Look through the data below. Show each line where the string "JSON" occurs.

__Dataset__.
>>>>>
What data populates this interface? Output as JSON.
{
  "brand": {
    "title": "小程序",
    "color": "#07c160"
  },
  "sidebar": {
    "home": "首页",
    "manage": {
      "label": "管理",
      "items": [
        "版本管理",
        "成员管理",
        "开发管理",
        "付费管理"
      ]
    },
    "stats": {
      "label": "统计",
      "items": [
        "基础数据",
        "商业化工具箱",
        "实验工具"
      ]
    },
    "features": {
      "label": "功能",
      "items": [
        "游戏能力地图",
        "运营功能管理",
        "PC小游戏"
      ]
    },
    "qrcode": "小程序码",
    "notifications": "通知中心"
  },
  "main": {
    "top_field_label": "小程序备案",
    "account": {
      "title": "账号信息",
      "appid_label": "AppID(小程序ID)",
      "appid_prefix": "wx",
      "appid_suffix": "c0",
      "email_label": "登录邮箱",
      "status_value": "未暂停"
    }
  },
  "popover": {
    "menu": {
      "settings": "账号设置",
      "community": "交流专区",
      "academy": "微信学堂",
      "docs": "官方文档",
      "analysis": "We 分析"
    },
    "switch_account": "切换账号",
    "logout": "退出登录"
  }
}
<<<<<
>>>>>
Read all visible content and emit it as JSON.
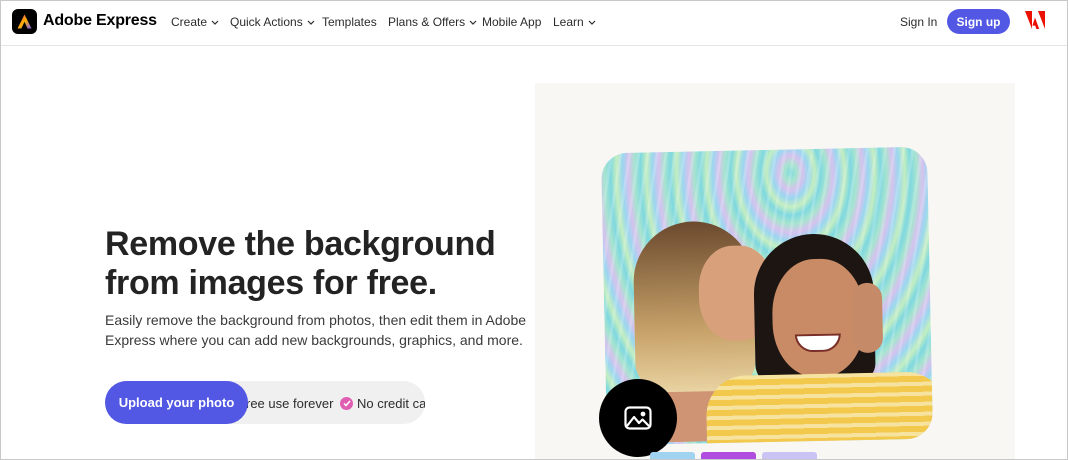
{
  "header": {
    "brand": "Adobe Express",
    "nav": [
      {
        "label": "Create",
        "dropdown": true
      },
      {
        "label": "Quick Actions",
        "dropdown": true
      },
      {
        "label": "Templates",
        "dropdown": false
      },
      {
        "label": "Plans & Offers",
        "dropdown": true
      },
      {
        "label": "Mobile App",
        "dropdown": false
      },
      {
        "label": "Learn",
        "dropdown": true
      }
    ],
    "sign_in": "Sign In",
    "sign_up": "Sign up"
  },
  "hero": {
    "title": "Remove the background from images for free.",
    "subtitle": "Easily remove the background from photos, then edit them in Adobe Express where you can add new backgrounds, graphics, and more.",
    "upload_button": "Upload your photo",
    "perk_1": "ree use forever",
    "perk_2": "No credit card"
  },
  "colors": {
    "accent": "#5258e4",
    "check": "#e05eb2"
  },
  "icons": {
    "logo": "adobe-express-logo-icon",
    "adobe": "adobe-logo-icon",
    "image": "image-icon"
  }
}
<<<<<
__Response box__.
What data populates this interface? Output as JSON.
Read all visible content and emit it as JSON.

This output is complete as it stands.